### Requirement
Your reply should reproduce the data below without a single alteration, apart from dropping the images.
[[ Exercise data open ]]
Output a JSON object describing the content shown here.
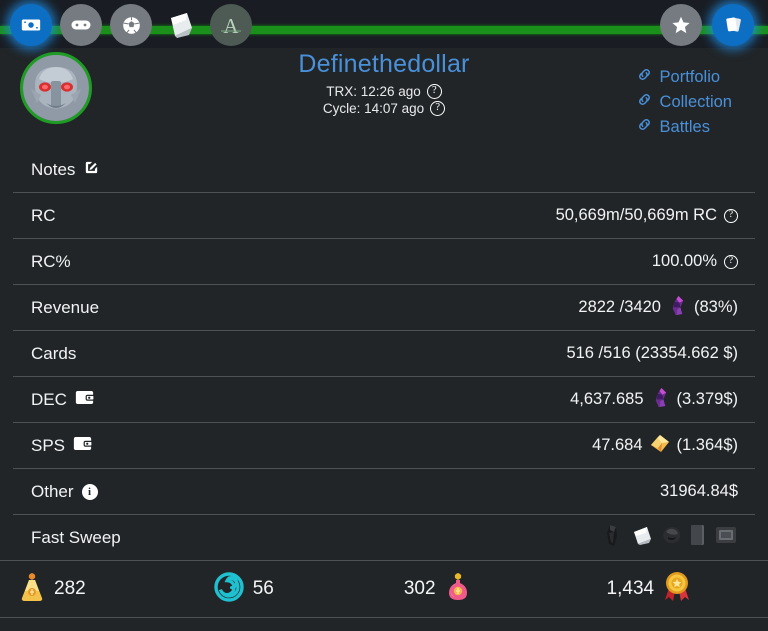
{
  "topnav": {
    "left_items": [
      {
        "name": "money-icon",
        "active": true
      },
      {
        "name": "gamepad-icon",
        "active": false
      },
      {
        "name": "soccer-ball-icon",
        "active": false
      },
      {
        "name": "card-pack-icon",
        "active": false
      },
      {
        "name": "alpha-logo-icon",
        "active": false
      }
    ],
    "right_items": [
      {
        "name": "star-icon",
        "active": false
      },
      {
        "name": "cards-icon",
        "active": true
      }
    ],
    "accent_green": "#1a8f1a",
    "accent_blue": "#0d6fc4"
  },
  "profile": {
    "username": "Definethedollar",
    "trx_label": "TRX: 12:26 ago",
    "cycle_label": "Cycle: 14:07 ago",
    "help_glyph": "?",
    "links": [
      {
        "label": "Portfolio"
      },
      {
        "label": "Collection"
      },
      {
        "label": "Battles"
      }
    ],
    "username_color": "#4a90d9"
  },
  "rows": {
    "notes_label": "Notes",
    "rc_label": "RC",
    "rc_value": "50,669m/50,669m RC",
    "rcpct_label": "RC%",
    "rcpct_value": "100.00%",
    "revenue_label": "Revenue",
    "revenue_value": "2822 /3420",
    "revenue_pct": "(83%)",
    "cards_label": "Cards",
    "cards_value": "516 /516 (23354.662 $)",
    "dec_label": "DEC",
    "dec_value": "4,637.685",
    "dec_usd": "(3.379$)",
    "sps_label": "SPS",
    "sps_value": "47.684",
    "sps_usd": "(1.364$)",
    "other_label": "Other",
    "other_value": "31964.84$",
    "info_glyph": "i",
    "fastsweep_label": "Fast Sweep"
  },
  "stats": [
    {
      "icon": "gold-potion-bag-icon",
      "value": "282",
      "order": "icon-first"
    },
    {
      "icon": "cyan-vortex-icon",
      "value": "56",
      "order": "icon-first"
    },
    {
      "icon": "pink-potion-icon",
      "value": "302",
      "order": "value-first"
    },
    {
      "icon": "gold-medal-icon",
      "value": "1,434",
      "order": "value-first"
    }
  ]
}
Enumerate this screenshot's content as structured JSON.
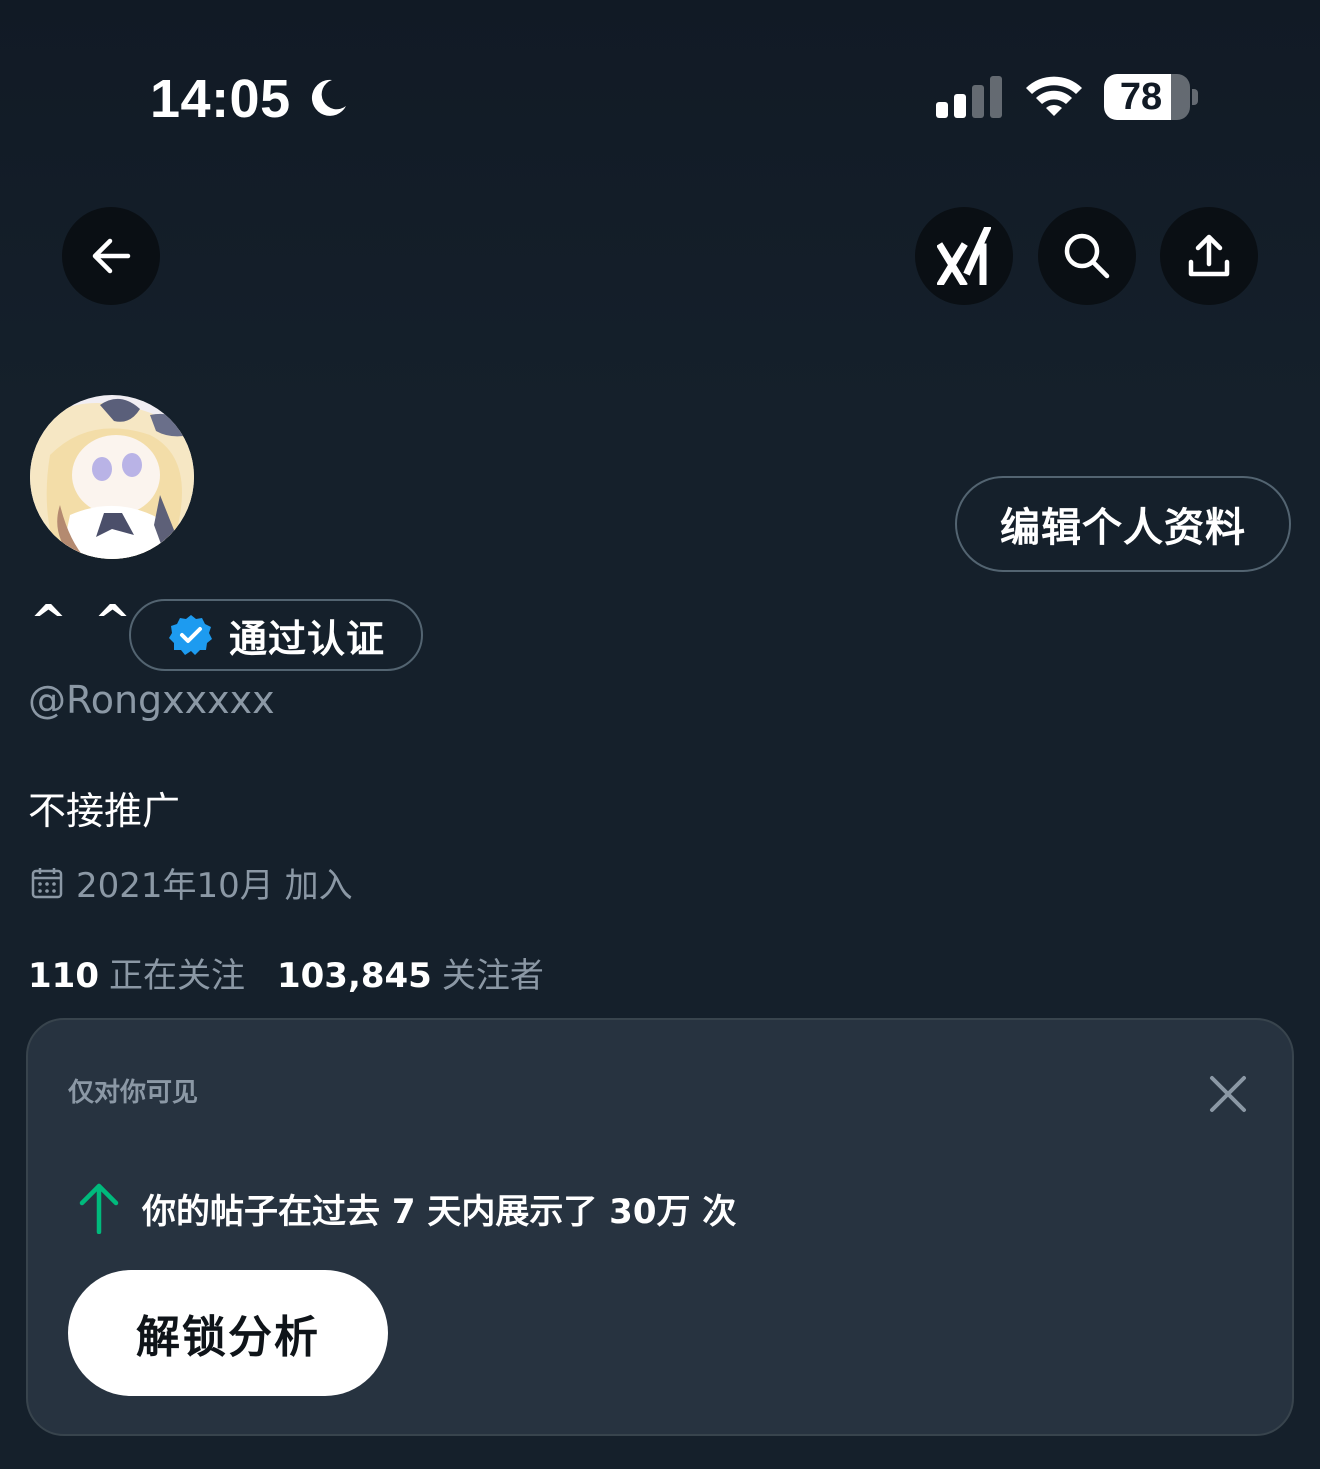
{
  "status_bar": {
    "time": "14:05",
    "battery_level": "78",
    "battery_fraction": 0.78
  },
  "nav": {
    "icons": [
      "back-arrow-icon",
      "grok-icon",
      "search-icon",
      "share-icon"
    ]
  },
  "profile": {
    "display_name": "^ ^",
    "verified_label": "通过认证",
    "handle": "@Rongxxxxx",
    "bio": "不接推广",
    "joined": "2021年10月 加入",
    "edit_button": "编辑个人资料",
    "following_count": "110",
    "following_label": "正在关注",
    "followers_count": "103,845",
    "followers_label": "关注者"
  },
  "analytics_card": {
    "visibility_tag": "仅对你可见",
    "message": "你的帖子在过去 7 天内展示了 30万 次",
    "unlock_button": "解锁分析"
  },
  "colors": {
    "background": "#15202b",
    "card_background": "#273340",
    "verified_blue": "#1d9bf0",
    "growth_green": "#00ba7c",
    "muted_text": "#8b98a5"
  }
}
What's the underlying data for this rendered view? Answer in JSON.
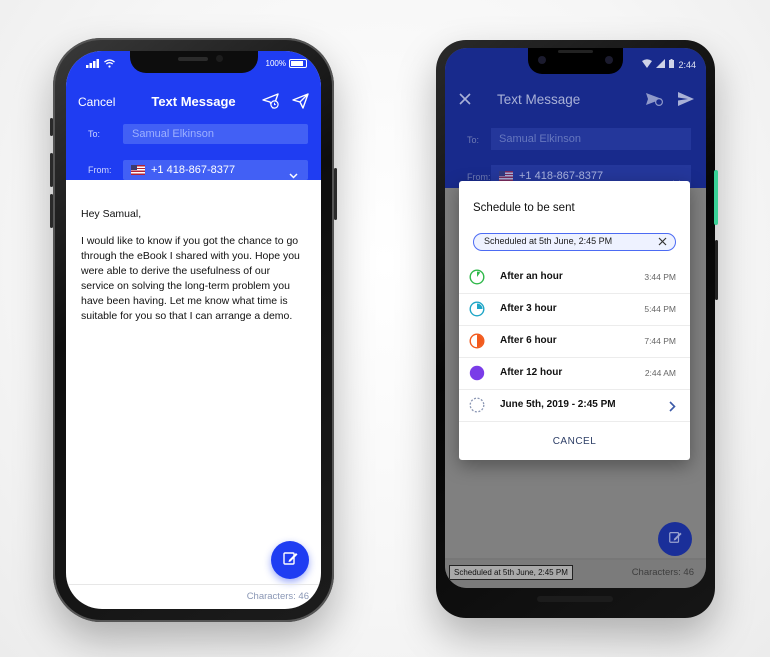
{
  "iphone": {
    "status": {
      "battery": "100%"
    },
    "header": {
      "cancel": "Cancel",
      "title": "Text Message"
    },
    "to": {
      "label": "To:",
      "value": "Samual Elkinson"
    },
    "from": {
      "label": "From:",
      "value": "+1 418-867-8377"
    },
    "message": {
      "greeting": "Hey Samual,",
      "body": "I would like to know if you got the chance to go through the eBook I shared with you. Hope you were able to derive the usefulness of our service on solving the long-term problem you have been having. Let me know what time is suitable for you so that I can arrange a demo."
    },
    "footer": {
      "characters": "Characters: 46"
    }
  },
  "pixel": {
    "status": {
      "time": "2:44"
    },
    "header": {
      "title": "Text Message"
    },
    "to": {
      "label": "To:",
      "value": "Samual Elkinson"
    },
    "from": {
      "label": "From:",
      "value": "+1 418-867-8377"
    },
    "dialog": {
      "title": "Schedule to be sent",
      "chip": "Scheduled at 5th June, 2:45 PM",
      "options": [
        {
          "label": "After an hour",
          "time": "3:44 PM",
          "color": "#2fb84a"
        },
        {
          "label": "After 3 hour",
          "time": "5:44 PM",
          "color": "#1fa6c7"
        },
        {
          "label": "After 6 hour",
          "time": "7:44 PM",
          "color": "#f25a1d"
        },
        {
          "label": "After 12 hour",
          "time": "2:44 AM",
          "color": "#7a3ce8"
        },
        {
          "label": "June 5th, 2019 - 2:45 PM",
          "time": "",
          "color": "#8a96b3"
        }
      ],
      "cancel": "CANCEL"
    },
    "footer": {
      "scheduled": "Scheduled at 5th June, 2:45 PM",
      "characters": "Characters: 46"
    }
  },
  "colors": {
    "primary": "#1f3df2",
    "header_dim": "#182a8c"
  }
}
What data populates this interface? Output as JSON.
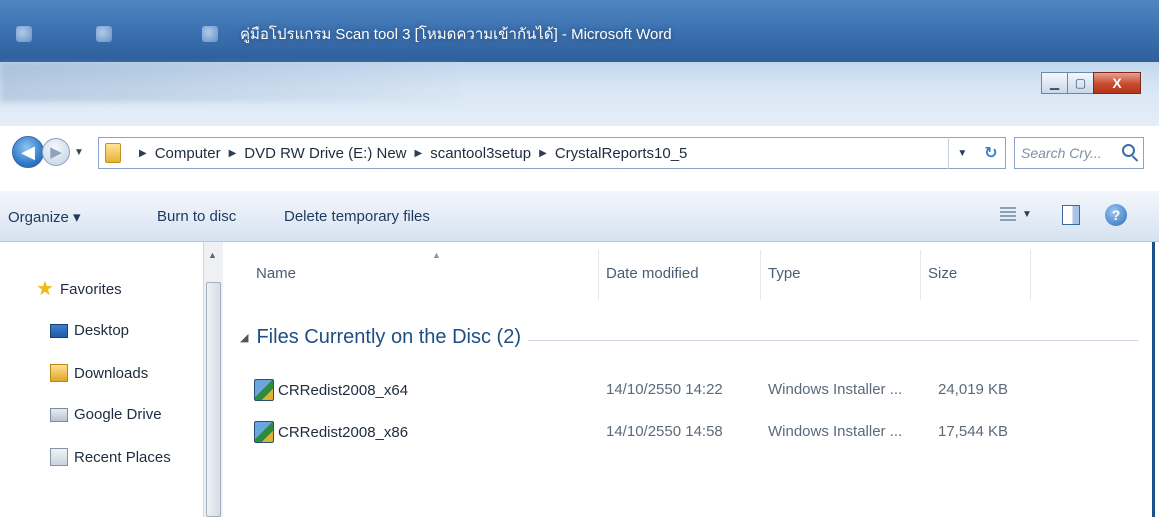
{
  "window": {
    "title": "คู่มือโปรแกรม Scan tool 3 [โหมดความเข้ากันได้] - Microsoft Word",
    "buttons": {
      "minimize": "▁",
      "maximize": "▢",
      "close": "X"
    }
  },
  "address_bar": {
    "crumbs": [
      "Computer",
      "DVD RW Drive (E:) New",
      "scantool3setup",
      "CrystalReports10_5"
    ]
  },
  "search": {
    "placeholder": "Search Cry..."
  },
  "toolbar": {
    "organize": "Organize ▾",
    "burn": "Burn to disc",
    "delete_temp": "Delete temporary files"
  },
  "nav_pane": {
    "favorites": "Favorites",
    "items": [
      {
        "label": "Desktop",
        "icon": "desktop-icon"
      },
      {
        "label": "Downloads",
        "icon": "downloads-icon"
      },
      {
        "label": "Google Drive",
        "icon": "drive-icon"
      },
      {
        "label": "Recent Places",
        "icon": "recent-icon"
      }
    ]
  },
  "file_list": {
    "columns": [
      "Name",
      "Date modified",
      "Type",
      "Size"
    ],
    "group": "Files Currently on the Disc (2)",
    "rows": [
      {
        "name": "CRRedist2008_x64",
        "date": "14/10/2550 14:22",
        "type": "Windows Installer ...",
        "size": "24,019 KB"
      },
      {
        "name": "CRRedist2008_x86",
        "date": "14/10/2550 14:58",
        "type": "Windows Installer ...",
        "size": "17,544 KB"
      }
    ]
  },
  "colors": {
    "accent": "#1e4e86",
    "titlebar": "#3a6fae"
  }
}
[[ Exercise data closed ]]
### Reply to the task
Output a JSON object describing the content shown here.
{
  "topnav": {
    "left_items": [
      {
        "name": "money-icon",
        "active": true
      },
      {
        "name": "gamepad-icon",
        "active": false
      },
      {
        "name": "soccer-ball-icon",
        "active": false
      },
      {
        "name": "card-pack-icon",
        "active": false
      },
      {
        "name": "alpha-logo-icon",
        "active": false
      }
    ],
    "right_items": [
      {
        "name": "star-icon",
        "active": false
      },
      {
        "name": "cards-icon",
        "active": true
      }
    ],
    "accent_green": "#1a8f1a",
    "accent_blue": "#0d6fc4"
  },
  "profile": {
    "username": "Definethedollar",
    "trx_label": "TRX: 12:26 ago",
    "cycle_label": "Cycle: 14:07 ago",
    "help_glyph": "?",
    "links": [
      {
        "label": "Portfolio"
      },
      {
        "label": "Collection"
      },
      {
        "label": "Battles"
      }
    ],
    "username_color": "#4a90d9"
  },
  "rows": {
    "notes_label": "Notes",
    "rc_label": "RC",
    "rc_value": "50,669m/50,669m RC",
    "rcpct_label": "RC%",
    "rcpct_value": "100.00%",
    "revenue_label": "Revenue",
    "revenue_value": "2822 /3420",
    "revenue_pct": "(83%)",
    "cards_label": "Cards",
    "cards_value": "516 /516 (23354.662 $)",
    "dec_label": "DEC",
    "dec_value": "4,637.685",
    "dec_usd": "(3.379$)",
    "sps_label": "SPS",
    "sps_value": "47.684",
    "sps_usd": "(1.364$)",
    "other_label": "Other",
    "other_value": "31964.84$",
    "info_glyph": "i",
    "fastsweep_label": "Fast Sweep"
  },
  "stats": [
    {
      "icon": "gold-potion-bag-icon",
      "value": "282",
      "order": "icon-first"
    },
    {
      "icon": "cyan-vortex-icon",
      "value": "56",
      "order": "icon-first"
    },
    {
      "icon": "pink-potion-icon",
      "value": "302",
      "order": "value-first"
    },
    {
      "icon": "gold-medal-icon",
      "value": "1,434",
      "order": "value-first"
    }
  ]
}
Enumerate this screenshot's content as structured JSON.
{
  "status_bar": {
    "time": "14:05",
    "battery_level": "78",
    "battery_fraction": 0.78
  },
  "nav": {
    "icons": [
      "back-arrow-icon",
      "grok-icon",
      "search-icon",
      "share-icon"
    ]
  },
  "profile": {
    "display_name": "^ ^",
    "verified_label": "通过认证",
    "handle": "@Rongxxxxx",
    "bio": "不接推广",
    "joined": "2021年10月 加入",
    "edit_button": "编辑个人资料",
    "following_count": "110",
    "following_label": "正在关注",
    "followers_count": "103,845",
    "followers_label": "关注者"
  },
  "analytics_card": {
    "visibility_tag": "仅对你可见",
    "message": "你的帖子在过去 7 天内展示了 30万 次",
    "unlock_button": "解锁分析"
  },
  "colors": {
    "background": "#15202b",
    "card_background": "#273340",
    "verified_blue": "#1d9bf0",
    "growth_green": "#00ba7c",
    "muted_text": "#8b98a5"
  }
}
What's the underlying data for this rendered view? Answer in JSON.
{
  "iphone": {
    "status": {
      "battery": "100%"
    },
    "header": {
      "cancel": "Cancel",
      "title": "Text Message"
    },
    "to": {
      "label": "To:",
      "value": "Samual Elkinson"
    },
    "from": {
      "label": "From:",
      "value": "+1 418-867-8377"
    },
    "message": {
      "greeting": "Hey Samual,",
      "body": "I would like to know if you got the chance to go through the eBook I shared with you. Hope you were able to derive the usefulness of our service on solving the long-term problem you have been having. Let me know what time is suitable for you so that I can arrange a demo."
    },
    "footer": {
      "characters": "Characters: 46"
    }
  },
  "pixel": {
    "status": {
      "time": "2:44"
    },
    "header": {
      "title": "Text Message"
    },
    "to": {
      "label": "To:",
      "value": "Samual Elkinson"
    },
    "from": {
      "label": "From:",
      "value": "+1 418-867-8377"
    },
    "dialog": {
      "title": "Schedule to be sent",
      "chip": "Scheduled at 5th June, 2:45 PM",
      "options": [
        {
          "label": "After an hour",
          "time": "3:44 PM",
          "color": "#2fb84a"
        },
        {
          "label": "After 3 hour",
          "time": "5:44 PM",
          "color": "#1fa6c7"
        },
        {
          "label": "After 6 hour",
          "time": "7:44 PM",
          "color": "#f25a1d"
        },
        {
          "label": "After 12 hour",
          "time": "2:44 AM",
          "color": "#7a3ce8"
        },
        {
          "label": "June 5th, 2019 - 2:45 PM",
          "time": "",
          "color": "#8a96b3"
        }
      ],
      "cancel": "CANCEL"
    },
    "footer": {
      "scheduled": "Scheduled at 5th June, 2:45 PM",
      "characters": "Characters: 46"
    }
  },
  "colors": {
    "primary": "#1f3df2",
    "header_dim": "#182a8c"
  }
}
What data populates this interface? Output as JSON.
{
  "window": {
    "title": "คู่มือโปรแกรม Scan tool 3 [โหมดความเข้ากันได้] - Microsoft Word",
    "buttons": {
      "minimize": "▁",
      "maximize": "▢",
      "close": "X"
    }
  },
  "address_bar": {
    "crumbs": [
      "Computer",
      "DVD RW Drive (E:) New",
      "scantool3setup",
      "CrystalReports10_5"
    ]
  },
  "search": {
    "placeholder": "Search Cry..."
  },
  "toolbar": {
    "organize": "Organize ▾",
    "burn": "Burn to disc",
    "delete_temp": "Delete temporary files"
  },
  "nav_pane": {
    "favorites": "Favorites",
    "items": [
      {
        "label": "Desktop",
        "icon": "desktop-icon"
      },
      {
        "label": "Downloads",
        "icon": "downloads-icon"
      },
      {
        "label": "Google Drive",
        "icon": "drive-icon"
      },
      {
        "label": "Recent Places",
        "icon": "recent-icon"
      }
    ]
  },
  "file_list": {
    "columns": [
      "Name",
      "Date modified",
      "Type",
      "Size"
    ],
    "group": "Files Currently on the Disc (2)",
    "rows": [
      {
        "name": "CRRedist2008_x64",
        "date": "14/10/2550 14:22",
        "type": "Windows Installer ...",
        "size": "24,019 KB"
      },
      {
        "name": "CRRedist2008_x86",
        "date": "14/10/2550 14:58",
        "type": "Windows Installer ...",
        "size": "17,544 KB"
      }
    ]
  },
  "colors": {
    "accent": "#1e4e86",
    "titlebar": "#3a6fae"
  }
}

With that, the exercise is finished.